▶ PROBLEM REQUIREMENTS: Make an exact copy of the records, with the images left out.
[[ RECORDS SHOWN open ]]
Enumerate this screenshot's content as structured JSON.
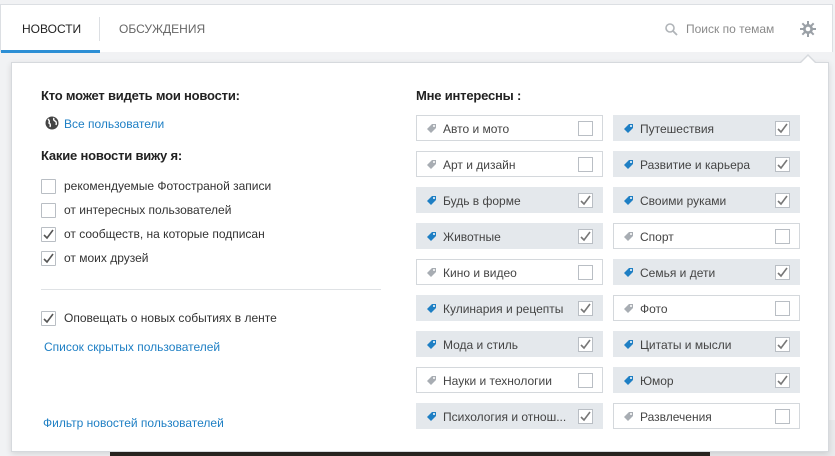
{
  "tabs": [
    {
      "label": "НОВОСТИ",
      "active": true
    },
    {
      "label": "ОБСУЖДЕНИЯ",
      "active": false
    }
  ],
  "search": {
    "placeholder": "Поиск по темам"
  },
  "icons": {
    "search": "search-icon",
    "settings": "gear-icon",
    "globe": "globe-icon",
    "tag": "tag-icon",
    "check": "check-icon"
  },
  "colors": {
    "accent": "#2d8fd5",
    "link": "#1e7fc4",
    "tag_on_bg": "#e4e8ec",
    "tag_icon_on": "#1e7fc4",
    "tag_icon_off": "#a8adb3"
  },
  "privacy": {
    "heading": "Кто может видеть мои новости:",
    "value": "Все пользователи"
  },
  "news_filter": {
    "heading": "Какие новости вижу я:",
    "options": [
      {
        "label": "рекомендуемые Фотостраной записи",
        "checked": false
      },
      {
        "label": "от интересных пользователей",
        "checked": false
      },
      {
        "label": "от сообществ, на которые подписан",
        "checked": true
      },
      {
        "label": "от моих друзей",
        "checked": true
      }
    ]
  },
  "notify": {
    "label": "Оповещать о новых событиях в ленте",
    "checked": true
  },
  "hidden_users_link": "Список скрытых пользователей",
  "user_filter_link": "Фильтр новостей пользователей",
  "interests": {
    "heading": "Мне интересны :",
    "left": [
      {
        "label": "Авто и мото",
        "checked": false
      },
      {
        "label": "Арт и дизайн",
        "checked": false
      },
      {
        "label": "Будь в форме",
        "checked": true
      },
      {
        "label": "Животные",
        "checked": true
      },
      {
        "label": "Кино и видео",
        "checked": false
      },
      {
        "label": "Кулинария и рецепты",
        "checked": true
      },
      {
        "label": "Мода и стиль",
        "checked": true
      },
      {
        "label": "Науки и технологии",
        "checked": false
      },
      {
        "label": "Психология и отнош...",
        "checked": true
      }
    ],
    "right": [
      {
        "label": "Путешествия",
        "checked": true
      },
      {
        "label": "Развитие и карьера",
        "checked": true
      },
      {
        "label": "Своими руками",
        "checked": true
      },
      {
        "label": "Спорт",
        "checked": false
      },
      {
        "label": "Семья и дети",
        "checked": true
      },
      {
        "label": "Фото",
        "checked": false
      },
      {
        "label": "Цитаты и мысли",
        "checked": true
      },
      {
        "label": "Юмор",
        "checked": true
      },
      {
        "label": "Развлечения",
        "checked": false
      }
    ]
  }
}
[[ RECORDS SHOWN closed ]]
▶ TASK RESPONSE:
Enumerate this screenshot's content as structured JSON.
{
  "tabs": [
    {
      "label": "НОВОСТИ",
      "active": true
    },
    {
      "label": "ОБСУЖДЕНИЯ",
      "active": false
    }
  ],
  "search": {
    "placeholder": "Поиск по темам"
  },
  "icons": {
    "search": "search-icon",
    "settings": "gear-icon",
    "globe": "globe-icon",
    "tag": "tag-icon",
    "check": "check-icon"
  },
  "colors": {
    "accent": "#2d8fd5",
    "link": "#1e7fc4",
    "tag_on_bg": "#e4e8ec",
    "tag_icon_on": "#1e7fc4",
    "tag_icon_off": "#a8adb3"
  },
  "privacy": {
    "heading": "Кто может видеть мои новости:",
    "value": "Все пользователи"
  },
  "news_filter": {
    "heading": "Какие новости вижу я:",
    "options": [
      {
        "label": "рекомендуемые Фотостраной записи",
        "checked": false
      },
      {
        "label": "от интересных пользователей",
        "checked": false
      },
      {
        "label": "от сообществ, на которые подписан",
        "checked": true
      },
      {
        "label": "от моих друзей",
        "checked": true
      }
    ]
  },
  "notify": {
    "label": "Оповещать о новых событиях в ленте",
    "checked": true
  },
  "hidden_users_link": "Список скрытых пользователей",
  "user_filter_link": "Фильтр новостей пользователей",
  "interests": {
    "heading": "Мне интересны :",
    "left": [
      {
        "label": "Авто и мото",
        "checked": false
      },
      {
        "label": "Арт и дизайн",
        "checked": false
      },
      {
        "label": "Будь в форме",
        "checked": true
      },
      {
        "label": "Животные",
        "checked": true
      },
      {
        "label": "Кино и видео",
        "checked": false
      },
      {
        "label": "Кулинария и рецепты",
        "checked": true
      },
      {
        "label": "Мода и стиль",
        "checked": true
      },
      {
        "label": "Науки и технологии",
        "checked": false
      },
      {
        "label": "Психология и отнош...",
        "checked": true
      }
    ],
    "right": [
      {
        "label": "Путешествия",
        "checked": true
      },
      {
        "label": "Развитие и карьера",
        "checked": true
      },
      {
        "label": "Своими руками",
        "checked": true
      },
      {
        "label": "Спорт",
        "checked": false
      },
      {
        "label": "Семья и дети",
        "checked": true
      },
      {
        "label": "Фото",
        "checked": false
      },
      {
        "label": "Цитаты и мысли",
        "checked": true
      },
      {
        "label": "Юмор",
        "checked": true
      },
      {
        "label": "Развлечения",
        "checked": false
      }
    ]
  }
}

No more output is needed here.